(Provided information Opens)
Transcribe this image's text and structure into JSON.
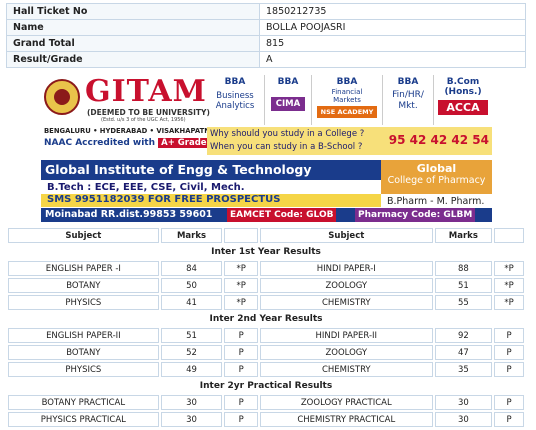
{
  "student": {
    "rows": [
      {
        "label": "Hall Ticket No",
        "value": "1850212735"
      },
      {
        "label": "Name",
        "value": "BOLLA POOJASRI"
      },
      {
        "label": "Grand Total",
        "value": "815"
      },
      {
        "label": "Result/Grade",
        "value": "A"
      }
    ]
  },
  "ad_gitam": {
    "name": "GITAM",
    "tag": "(DEEMED TO BE UNIVERSITY)",
    "sub": "(Estd. u/s 3 of the UGC Act, 1956)",
    "cities": "BENGALURU • HYDERABAD • VISAKHAPATNAM",
    "naac": "NAAC Accredited with",
    "grade": "A+ Grade",
    "bba1": "BBA",
    "bba1_sub": "Business Analytics",
    "bba2": "BBA",
    "cima": "CIMA",
    "bba3": "BBA",
    "bba3_sub": "Financial Markets",
    "nse": "NSE ACADEMY",
    "bba4": "BBA",
    "bba4_sub": "Fin/HR/ Mkt.",
    "bcom": "B.Com",
    "bcom_sub": "(Hons.)",
    "acca": "ACCA",
    "q1": "Why should you study in a College ?",
    "q2": "When you can study in a B-School ?",
    "phone": "95 42 42 42 54"
  },
  "ad_global": {
    "title": "Global Institute of Engg & Technology",
    "pharm1": "Global",
    "pharm2": "College of Pharmacy",
    "btech": "B.Tech : ECE, EEE, CSE, Civil, Mech.",
    "sms": "SMS 9951182039 FOR FREE PROSPECTUS",
    "bpharm": "B.Pharm - M. Pharm.",
    "addr": "Moinabad RR.dist.99853 59601",
    "eamcet": "EAMCET Code: GLOB",
    "pcode": "Pharmacy Code: GLBM"
  },
  "results": {
    "headers": {
      "subject": "Subject",
      "marks": "Marks"
    },
    "sections": [
      {
        "title": "Inter 1st Year Results",
        "rows": [
          [
            "ENGLISH PAPER -I",
            "84",
            "*P",
            "HINDI PAPER-I",
            "88",
            "*P"
          ],
          [
            "BOTANY",
            "50",
            "*P",
            "ZOOLOGY",
            "51",
            "*P"
          ],
          [
            "PHYSICS",
            "41",
            "*P",
            "CHEMISTRY",
            "55",
            "*P"
          ]
        ]
      },
      {
        "title": "Inter 2nd Year Results",
        "rows": [
          [
            "ENGLISH PAPER-II",
            "51",
            "P",
            "HINDI PAPER-II",
            "92",
            "P"
          ],
          [
            "BOTANY",
            "52",
            "P",
            "ZOOLOGY",
            "47",
            "P"
          ],
          [
            "PHYSICS",
            "49",
            "P",
            "CHEMISTRY",
            "35",
            "P"
          ]
        ]
      },
      {
        "title": "Inter 2yr Practical Results",
        "rows": [
          [
            "BOTANY PRACTICAL",
            "30",
            "P",
            "ZOOLOGY PRACTICAL",
            "30",
            "P"
          ],
          [
            "PHYSICS PRACTICAL",
            "30",
            "P",
            "CHEMISTRY PRACTICAL",
            "30",
            "P"
          ]
        ]
      }
    ]
  }
}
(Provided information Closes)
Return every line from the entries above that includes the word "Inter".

## Result below:
        "title": "Inter 1st Year Results",
        "title": "Inter 2nd Year Results",
        "title": "Inter 2yr Practical Results",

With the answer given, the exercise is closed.